At the start of 2011 we wondered what thematic concerns would be reflected in the year’s releases. Would filmmakers deal with the most pressing issues of the day (our preference) or would they offer an anxious and exhausted public a surfeit of escapist fare?

We're happy to report that there were plenty of films this year that were both serious and relevant. Our choices of the most spiritually literate movies of the year include a touching tale about a struggling immigrant, a story about African-American maids with the courage to tell a difficult truth, a drama about the selfless service of a 13-year-old South African girl, a critique of the universal appeal of violence around the globe, a searing drama about three warriors for peace in Chicago’s inner city, a story about a man who goes out of his way to help an African stranger, a spiritual masterwork about the friendship between a Muslim and a Jewish boy, two moving movies about the heroic activities of women whistleblowers, and an edifying look at the crash-and-burn of a prosperous financial firm in 2008.

One of the biggest surprises of the year was the large number of films dealing with our relationship with animals: dogs, a monkey, a horse, a turtle, lions, a dolphin, a parrot, and bees.
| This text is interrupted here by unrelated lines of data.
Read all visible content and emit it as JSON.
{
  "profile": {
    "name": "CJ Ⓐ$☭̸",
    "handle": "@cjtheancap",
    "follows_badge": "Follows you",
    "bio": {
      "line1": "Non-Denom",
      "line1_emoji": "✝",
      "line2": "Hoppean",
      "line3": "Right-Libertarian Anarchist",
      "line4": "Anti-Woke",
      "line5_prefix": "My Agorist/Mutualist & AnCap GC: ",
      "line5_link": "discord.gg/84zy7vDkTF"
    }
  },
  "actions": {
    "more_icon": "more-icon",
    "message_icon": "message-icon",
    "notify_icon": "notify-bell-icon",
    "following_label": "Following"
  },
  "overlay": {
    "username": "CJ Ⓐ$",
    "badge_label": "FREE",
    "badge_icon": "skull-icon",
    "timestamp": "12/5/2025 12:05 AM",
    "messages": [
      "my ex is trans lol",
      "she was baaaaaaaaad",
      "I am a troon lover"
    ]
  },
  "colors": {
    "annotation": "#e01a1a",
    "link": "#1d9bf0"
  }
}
Two documentaries gave us portraits of exemplary animal lovers: Buck, a horse whisperer, and Jane Goodall, a champion of African chimps. Novelist Milan Kundera points out why such films are so important: "True human goodness, in all its purity and freedom, can come to the fore only when its recipient has no power. Humankind's true moral test, its fundamental test (which lies deeply buried from view), consists of its attitude toward those who are at its mercy: animals." Over and over again, these words rang true in the year's films.

In response to the fear and stress of the times, filmmakers delivered some extraordinary dramas about the spiritual journey including two movies about the mysteries and adventures of reincarnation, a compelling account of the mission of Catholic monks serving a poor Muslim community in Algeria, and two portraits of women exploring their spiritual options. Given the widespread grief afoot in our world where people are mourning the loss of their security and in many cases their hopes for a better future, it is fitting that three of the films on our list are about families grieving the loss of a loved one. We are emboldened and uplifted by their resilience and courage in the face of bleakness. See our full list of "The Most Spiritually Literate Films of 2011."